Vermont officials are trying to adapt to a tougher drinking water standard for a chemical used to fight the sea lamprey, an eel-like creature that has hurt fish populations in Lake Champlain.
Officials with Gov. Peter Shumlin's and Sen. Patrick Leahy's offices confirmed Friday that they've been negotiating over the use of the anti-lamprey chemical TFM since the state lowered its safe drinking water standard from 35 to three parts per billion.
The move came after the state Health Department questioned the veracity of the 1970s study on which the looser standard was based.
The situation has raised an alarm among fishing enthusiasts worried that scaling back on the use of TFM could cause lamprey to boom and reverse the gains made against the creature, an invasive species which attaches itself to and can hurt the health of salmon, walleye and other species popular with fishing enthusiasts.
"The native and endangered fisheries are sick with sea lamprey," James Ehlers, executive direct of the fishing and clean-water advocacy group Lake Champlain International, said in a Facebook post Friday. "It needs medicine, and any cessation in the program represents not only a huge ecological loss but millions in federal and state taxpayer dollars invested in the program."

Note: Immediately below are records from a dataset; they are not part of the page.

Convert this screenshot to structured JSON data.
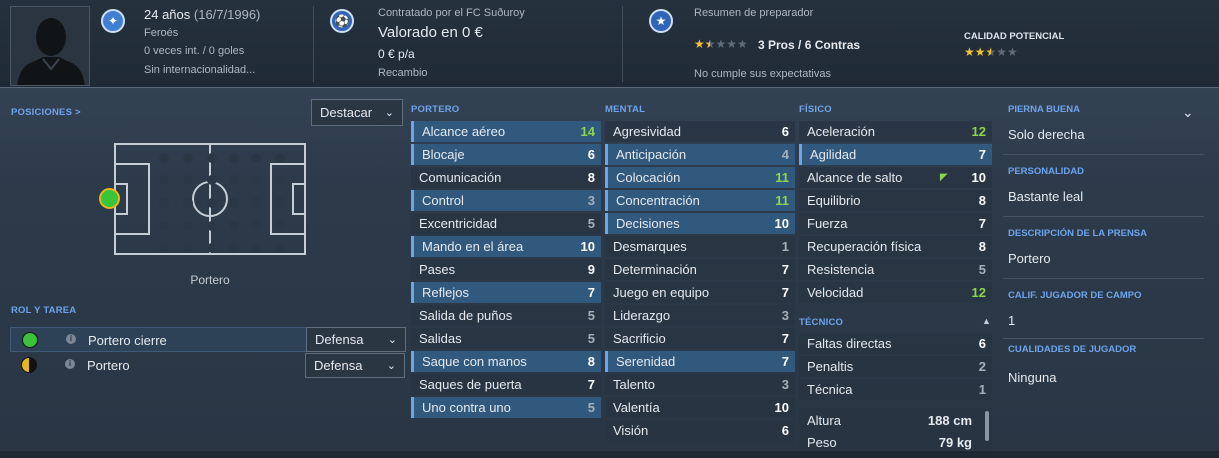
{
  "header": {
    "age": "24 años",
    "dob": "(16/7/1996)",
    "nationality": "Feroés",
    "intl_caps": "0 veces int. / 0 goles",
    "intl_status": "Sin internacionalidad...",
    "club_status": "Contratado por el FC Suðuroy",
    "value": "Valorado en 0 €",
    "wage": "0 € p/a",
    "role": "Recambio",
    "coach_title": "Resumen de preparador",
    "pros_cons": "3 Pros / 6 Contras",
    "coach_note": "No cumple sus expectativas",
    "potential_label": "CALIDAD POTENCIAL",
    "coach_stars": 1.5,
    "potential_stars": 2.5
  },
  "positions": {
    "label": "POSICIONES >",
    "dropdown": "Destacar",
    "position_name": "Portero"
  },
  "roles": {
    "label": "ROL Y TAREA",
    "items": [
      {
        "name": "Portero cierre",
        "duty": "Defensa",
        "rating": "full"
      },
      {
        "name": "Portero",
        "duty": "Defensa",
        "rating": "half"
      }
    ]
  },
  "attributes": {
    "portero": {
      "title": "PORTERO",
      "items": [
        {
          "label": "Alcance aéreo",
          "value": "14",
          "hl": true,
          "c": "g"
        },
        {
          "label": "Blocaje",
          "value": "6",
          "hl": true,
          "c": "w"
        },
        {
          "label": "Comunicación",
          "value": "8",
          "hl": false,
          "c": "w"
        },
        {
          "label": "Control",
          "value": "3",
          "hl": true,
          "c": "gr"
        },
        {
          "label": "Excentricidad",
          "value": "5",
          "hl": false,
          "c": "gr"
        },
        {
          "label": "Mando en el área",
          "value": "10",
          "hl": true,
          "c": "w"
        },
        {
          "label": "Pases",
          "value": "9",
          "hl": false,
          "c": "w"
        },
        {
          "label": "Reflejos",
          "value": "7",
          "hl": true,
          "c": "w"
        },
        {
          "label": "Salida de puños",
          "value": "5",
          "hl": false,
          "c": "gr"
        },
        {
          "label": "Salidas",
          "value": "5",
          "hl": false,
          "c": "gr"
        },
        {
          "label": "Saque con manos",
          "value": "8",
          "hl": true,
          "c": "w"
        },
        {
          "label": "Saques de puerta",
          "value": "7",
          "hl": false,
          "c": "w"
        },
        {
          "label": "Uno contra uno",
          "value": "5",
          "hl": true,
          "c": "gr"
        }
      ]
    },
    "mental": {
      "title": "MENTAL",
      "items": [
        {
          "label": "Agresividad",
          "value": "6",
          "hl": false,
          "c": "w"
        },
        {
          "label": "Anticipación",
          "value": "4",
          "hl": true,
          "c": "gr"
        },
        {
          "label": "Colocación",
          "value": "11",
          "hl": true,
          "c": "g"
        },
        {
          "label": "Concentración",
          "value": "11",
          "hl": true,
          "c": "g"
        },
        {
          "label": "Decisiones",
          "value": "10",
          "hl": true,
          "c": "w"
        },
        {
          "label": "Desmarques",
          "value": "1",
          "hl": false,
          "c": "gr"
        },
        {
          "label": "Determinación",
          "value": "7",
          "hl": false,
          "c": "w"
        },
        {
          "label": "Juego en equipo",
          "value": "7",
          "hl": false,
          "c": "w"
        },
        {
          "label": "Liderazgo",
          "value": "3",
          "hl": false,
          "c": "gr"
        },
        {
          "label": "Sacrificio",
          "value": "7",
          "hl": false,
          "c": "w"
        },
        {
          "label": "Serenidad",
          "value": "7",
          "hl": true,
          "c": "w"
        },
        {
          "label": "Talento",
          "value": "3",
          "hl": false,
          "c": "gr"
        },
        {
          "label": "Valentía",
          "value": "10",
          "hl": false,
          "c": "w"
        },
        {
          "label": "Visión",
          "value": "6",
          "hl": false,
          "c": "w"
        }
      ]
    },
    "fisico": {
      "title": "FÍSICO",
      "items": [
        {
          "label": "Aceleración",
          "value": "12",
          "hl": false,
          "c": "g"
        },
        {
          "label": "Agilidad",
          "value": "7",
          "hl": true,
          "c": "w"
        },
        {
          "label": "Alcance de salto",
          "value": "10",
          "hl": false,
          "c": "w",
          "arrow": true
        },
        {
          "label": "Equilibrio",
          "value": "8",
          "hl": false,
          "c": "w"
        },
        {
          "label": "Fuerza",
          "value": "7",
          "hl": false,
          "c": "w"
        },
        {
          "label": "Recuperación física",
          "value": "8",
          "hl": false,
          "c": "w"
        },
        {
          "label": "Resistencia",
          "value": "5",
          "hl": false,
          "c": "gr"
        },
        {
          "label": "Velocidad",
          "value": "12",
          "hl": false,
          "c": "g"
        }
      ]
    },
    "tecnico": {
      "title": "TÉCNICO",
      "items": [
        {
          "label": "Faltas directas",
          "value": "6",
          "hl": false,
          "c": "w"
        },
        {
          "label": "Penaltis",
          "value": "2",
          "hl": false,
          "c": "gr"
        },
        {
          "label": "Técnica",
          "value": "1",
          "hl": false,
          "c": "gr"
        }
      ]
    },
    "physical": [
      {
        "label": "Altura",
        "value": "188 cm"
      },
      {
        "label": "Peso",
        "value": "79 kg"
      }
    ]
  },
  "profile": {
    "foot_label": "PIERNA BUENA",
    "foot": "Solo derecha",
    "personality_label": "PERSONALIDAD",
    "personality": "Bastante leal",
    "press_label": "DESCRIPCIÓN DE LA PRENSA",
    "press": "Portero",
    "outfield_label": "CALIF. JUGADOR DE CAMPO",
    "outfield": "1",
    "qualities_label": "CUALIDADES DE JUGADOR",
    "qualities": "Ninguna"
  },
  "colors": {
    "accent": "#6da4ec",
    "highlight_row": "#31597e",
    "good_value": "#8bd64c",
    "star": "#f2c230"
  }
}
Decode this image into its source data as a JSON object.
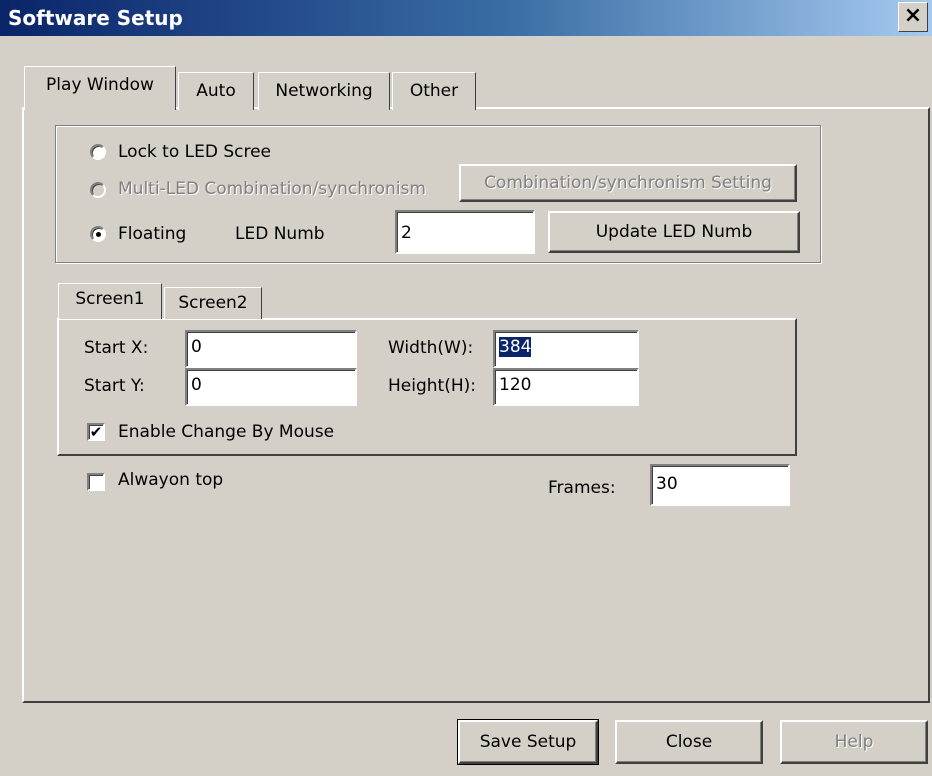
{
  "window": {
    "title": "Software Setup",
    "close_glyph": "×"
  },
  "tabs": [
    "Play Window",
    "Auto",
    "Networking",
    "Other"
  ],
  "mode_group": {
    "lock_label": "Lock to LED Scree",
    "multi_label": "Multi-LED Combination/synchronism",
    "combination_button": "Combination/synchronism Setting",
    "floating_label": "Floating",
    "led_numb_label": "LED Numb",
    "led_numb_value": "2",
    "update_button": "Update LED Numb"
  },
  "screen_tabs": [
    "Screen1",
    "Screen2"
  ],
  "screen": {
    "start_x_label": "Start X:",
    "start_x_value": "0",
    "start_y_label": "Start Y:",
    "start_y_value": "0",
    "width_label": "Width(W):",
    "width_value": "384",
    "height_label": "Height(H):",
    "height_value": "120",
    "mouse_label": "Enable Change By Mouse",
    "mouse_checked": true
  },
  "options": {
    "top_label": "Alwayon top",
    "top_checked": false,
    "frames_label": "Frames:",
    "frames_value": "30"
  },
  "buttons": {
    "save": "Save Setup",
    "close": "Close",
    "help": "Help"
  },
  "icons": {
    "check": "✔"
  }
}
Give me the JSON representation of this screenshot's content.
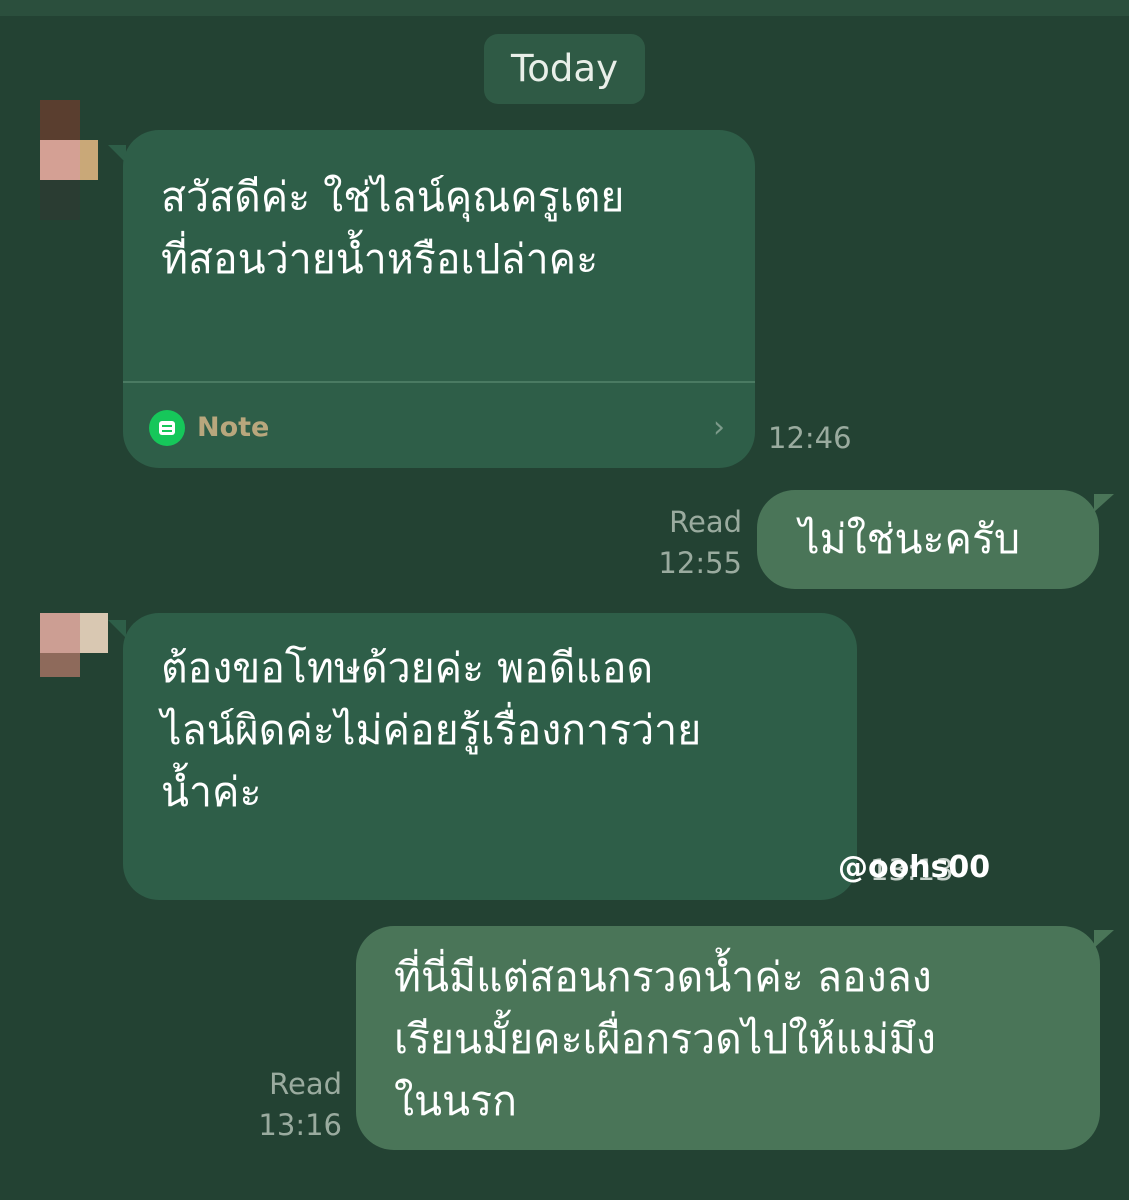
{
  "chat": {
    "date_separator": "Today",
    "messages": [
      {
        "direction": "incoming",
        "text": "สวัสดีค่ะ ใช่ไลน์คุณครูเตย\nที่สอนว่ายน้ำหรือเปล่าคะ",
        "attachment_label": "Note",
        "time": "12:46"
      },
      {
        "direction": "outgoing",
        "text": "ไม่ใช่นะครับ",
        "status": "Read",
        "time": "12:55"
      },
      {
        "direction": "incoming",
        "text": "ต้องขอโทษด้วยค่ะ พอดีแอด\nไลน์ผิดค่ะไม่ค่อยรู้เรื่องการว่าย\nน้ำค่ะ",
        "time": "13:13"
      },
      {
        "direction": "outgoing",
        "text": "ที่นี่มีแต่สอนกรวดน้ำค่ะ ลองลง\nเรียนมั้ยคะเผื่อกรวดไปให้แม่มึง\nในนรก",
        "status": "Read",
        "time": "13:16"
      }
    ]
  },
  "watermark": "@oohs00",
  "icons": {
    "note": "note-icon",
    "chevron": "chevron-right-icon"
  },
  "colors": {
    "background": "#234233",
    "incoming_bubble": "#2e5e48",
    "outgoing_bubble": "#4a7558",
    "note_icon": "#16c75a",
    "note_label": "#b8a77d"
  }
}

The upshot, which could be determined by officials from Vermont, New York and the federal government next week, may be that two of the three Vermont Lake Champlain tributaries scheduled to be treated with the chemical will get the treatment, but one - the LaPlatte River in Shelburne - likely won't be, perhaps for the next two years, while a study of what is the proper drinking water safety standard is completed, officials said.
Shumlin's office issued a statement seeking to downplay any threat to the lamprey control program.
"The governor wants to be clear that this administration has no intention to end the lamprey treatments," spokeswoman Jahala Dudley said in an email. "He understands the importance of that program to the health and integrity of the Lake Champlain fisheries, and the many Vermonters and visitors who come to the Lake to go fishing. He also understands the need to ensure we protect drinking water based on the best available science. Currently there is discussion among a number of federal and state government agencies and other stakeholders as to the best path forward on treatment this year. We expect a determination on that by next week."
Mary Borg, deputy director of the state Department of Environmental Conservation's watershed division, said Friday that the lower standard would mean a longer time after application of the chemical during which people would be urged not to drink or swim in affected water. The LaPlatte flows into the lake's Shelburne Bay, south of Burlington. The bay is the location of the water intake for the 70,000-customer Champlain Water District, officials said.
Sen. Patrick Leahy, D-Vt., has championed the Lake Champlain lamprey control program, and has secured $700,000 to $850,000 per year in funding for it in recent years.
During an appearance in St. Johnsbury on Friday, the Democrat said he would defer to experts on the safe limit for TFM in drinking water. "I am not a scientist," he said. But he said he was proud that the program had helped fish health, noting the increasing sizes of prizewinners taken in recent years in the annual Lake Champlain International fishing derby.